| EXERCISE DETAILS |
Go through the lines below and copy each one that holds the string "EducaMadrid".

| RECORDS PROVIDED |

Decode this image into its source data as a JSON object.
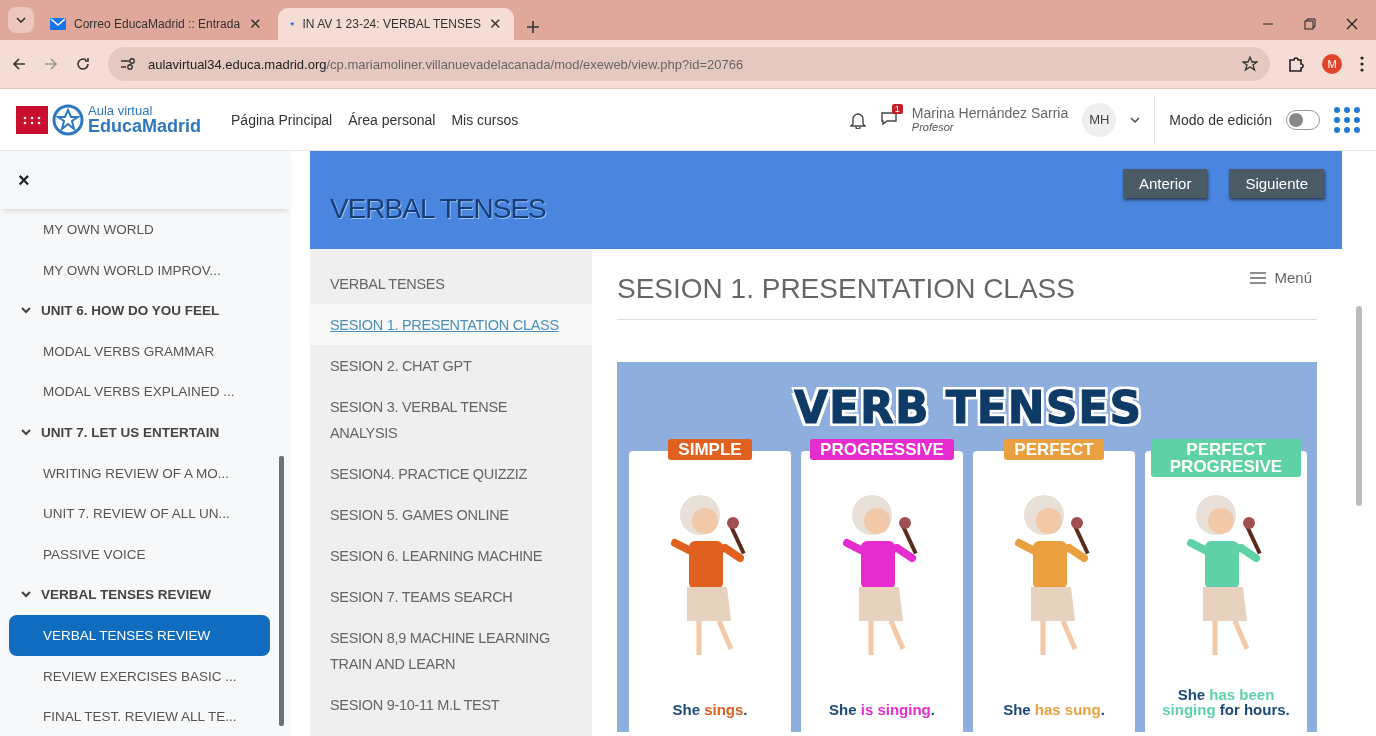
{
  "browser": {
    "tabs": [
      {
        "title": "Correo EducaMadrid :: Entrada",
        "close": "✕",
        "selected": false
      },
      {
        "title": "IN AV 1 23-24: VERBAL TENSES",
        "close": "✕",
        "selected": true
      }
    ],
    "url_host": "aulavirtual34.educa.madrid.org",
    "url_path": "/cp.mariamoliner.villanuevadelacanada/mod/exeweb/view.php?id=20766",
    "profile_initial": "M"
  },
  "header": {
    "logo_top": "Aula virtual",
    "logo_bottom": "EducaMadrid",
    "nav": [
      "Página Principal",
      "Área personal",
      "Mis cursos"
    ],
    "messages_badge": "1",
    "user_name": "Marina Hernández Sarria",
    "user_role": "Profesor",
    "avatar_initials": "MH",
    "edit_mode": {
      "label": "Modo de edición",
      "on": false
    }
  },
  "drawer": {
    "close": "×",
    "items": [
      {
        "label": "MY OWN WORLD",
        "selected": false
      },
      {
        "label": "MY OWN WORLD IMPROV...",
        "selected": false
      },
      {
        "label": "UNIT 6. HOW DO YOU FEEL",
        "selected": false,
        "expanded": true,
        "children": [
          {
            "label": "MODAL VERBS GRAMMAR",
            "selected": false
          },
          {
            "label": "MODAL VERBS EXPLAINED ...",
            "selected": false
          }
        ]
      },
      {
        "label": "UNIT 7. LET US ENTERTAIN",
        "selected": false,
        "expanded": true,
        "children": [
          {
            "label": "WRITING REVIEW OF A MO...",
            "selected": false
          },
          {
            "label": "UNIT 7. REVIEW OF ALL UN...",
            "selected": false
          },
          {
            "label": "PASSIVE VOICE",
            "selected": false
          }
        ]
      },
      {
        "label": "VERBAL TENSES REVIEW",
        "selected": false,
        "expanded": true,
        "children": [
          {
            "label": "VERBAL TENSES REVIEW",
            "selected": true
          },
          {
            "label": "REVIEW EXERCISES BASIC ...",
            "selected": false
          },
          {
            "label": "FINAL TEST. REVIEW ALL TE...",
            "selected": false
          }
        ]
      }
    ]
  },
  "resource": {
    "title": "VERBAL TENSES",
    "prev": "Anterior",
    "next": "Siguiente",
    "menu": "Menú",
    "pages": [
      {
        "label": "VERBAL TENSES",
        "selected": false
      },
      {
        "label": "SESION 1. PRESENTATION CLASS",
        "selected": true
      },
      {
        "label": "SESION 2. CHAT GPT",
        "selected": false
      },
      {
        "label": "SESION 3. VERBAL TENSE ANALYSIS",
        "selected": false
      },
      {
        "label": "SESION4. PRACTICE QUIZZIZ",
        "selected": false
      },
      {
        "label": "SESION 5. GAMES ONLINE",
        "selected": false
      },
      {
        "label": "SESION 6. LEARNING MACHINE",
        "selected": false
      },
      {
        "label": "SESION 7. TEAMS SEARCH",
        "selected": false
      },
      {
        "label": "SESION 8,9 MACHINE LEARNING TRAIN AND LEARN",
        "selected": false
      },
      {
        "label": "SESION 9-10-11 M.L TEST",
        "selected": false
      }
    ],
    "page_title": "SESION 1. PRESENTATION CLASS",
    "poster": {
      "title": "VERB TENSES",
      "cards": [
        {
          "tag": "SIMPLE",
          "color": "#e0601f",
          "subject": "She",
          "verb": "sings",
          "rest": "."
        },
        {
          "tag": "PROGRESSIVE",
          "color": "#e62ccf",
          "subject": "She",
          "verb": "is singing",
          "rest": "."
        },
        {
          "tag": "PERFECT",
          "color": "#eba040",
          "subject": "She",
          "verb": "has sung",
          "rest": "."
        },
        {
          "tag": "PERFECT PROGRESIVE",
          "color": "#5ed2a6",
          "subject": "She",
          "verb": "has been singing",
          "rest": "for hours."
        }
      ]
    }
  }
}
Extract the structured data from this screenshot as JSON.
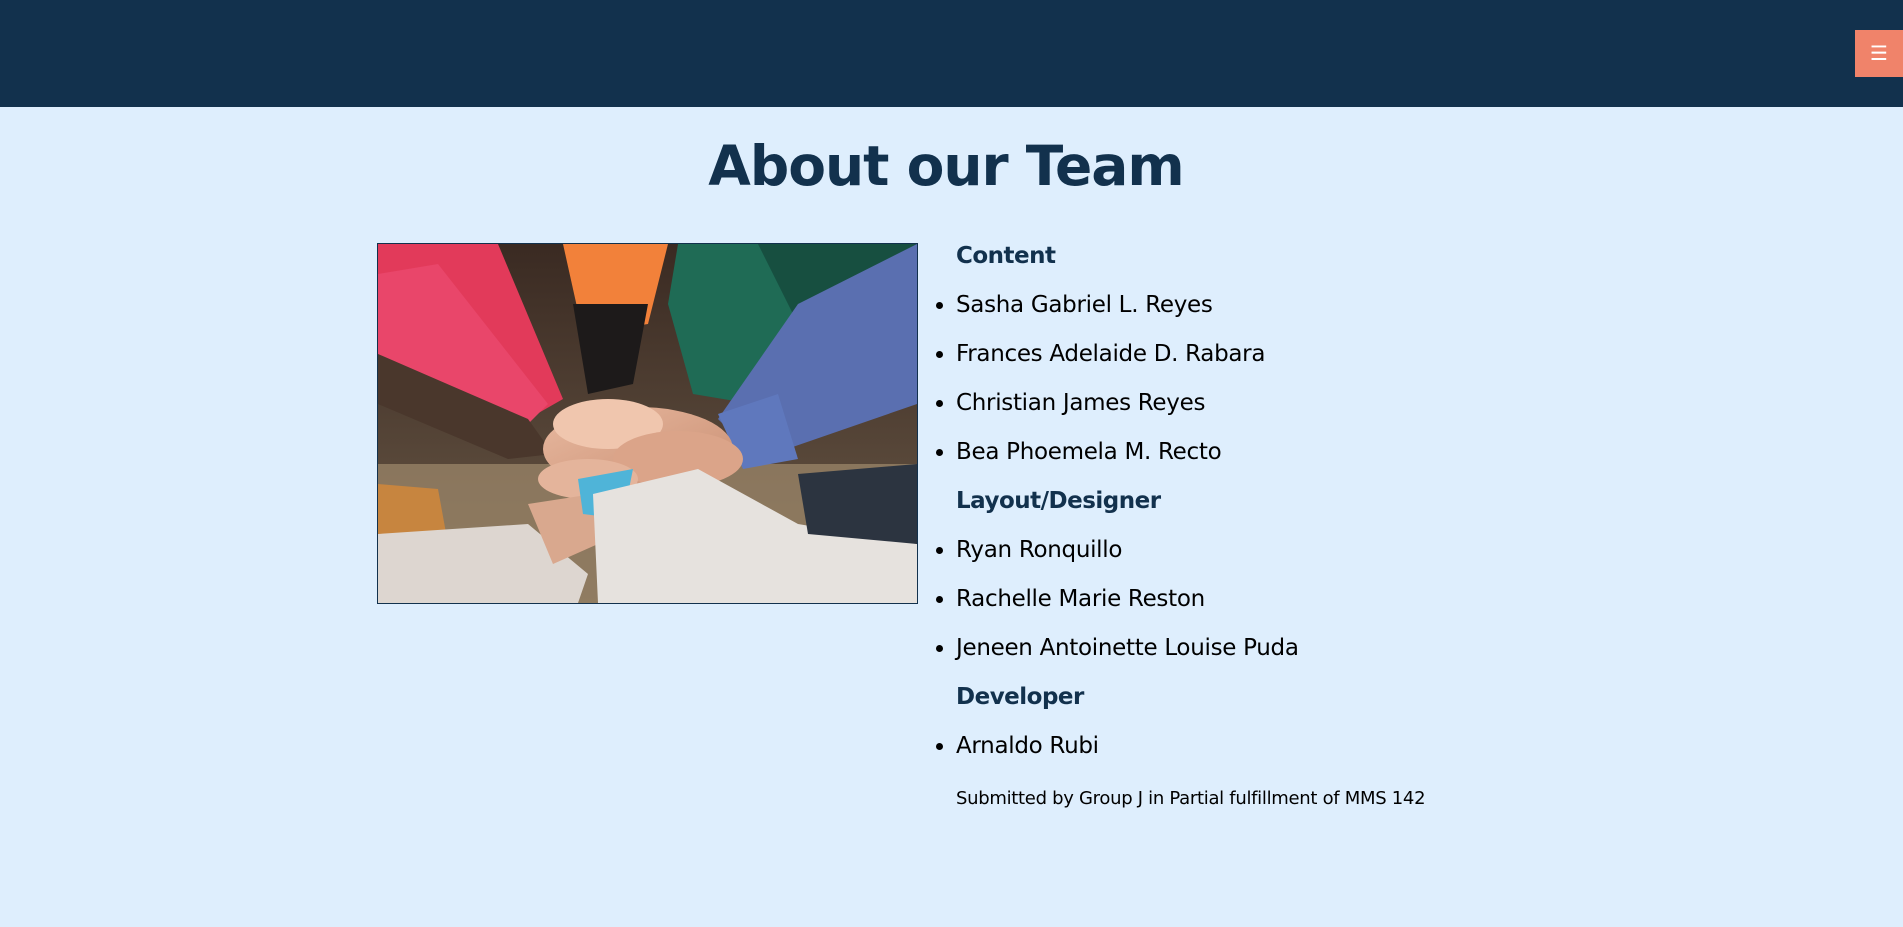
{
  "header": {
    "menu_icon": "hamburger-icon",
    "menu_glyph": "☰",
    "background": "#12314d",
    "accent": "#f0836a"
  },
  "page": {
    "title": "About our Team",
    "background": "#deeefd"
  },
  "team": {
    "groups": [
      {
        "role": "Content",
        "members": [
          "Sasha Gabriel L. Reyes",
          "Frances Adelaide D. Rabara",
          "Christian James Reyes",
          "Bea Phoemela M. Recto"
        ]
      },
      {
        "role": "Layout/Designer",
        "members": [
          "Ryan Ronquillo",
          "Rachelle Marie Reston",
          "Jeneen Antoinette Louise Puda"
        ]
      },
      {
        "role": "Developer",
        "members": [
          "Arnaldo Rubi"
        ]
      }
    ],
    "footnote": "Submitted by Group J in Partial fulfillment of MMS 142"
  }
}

| EXERCISE SOLUTION |
        "title": "Correo EducaMadrid :: Entrada",
    "logo_bottom": "EducaMadrid",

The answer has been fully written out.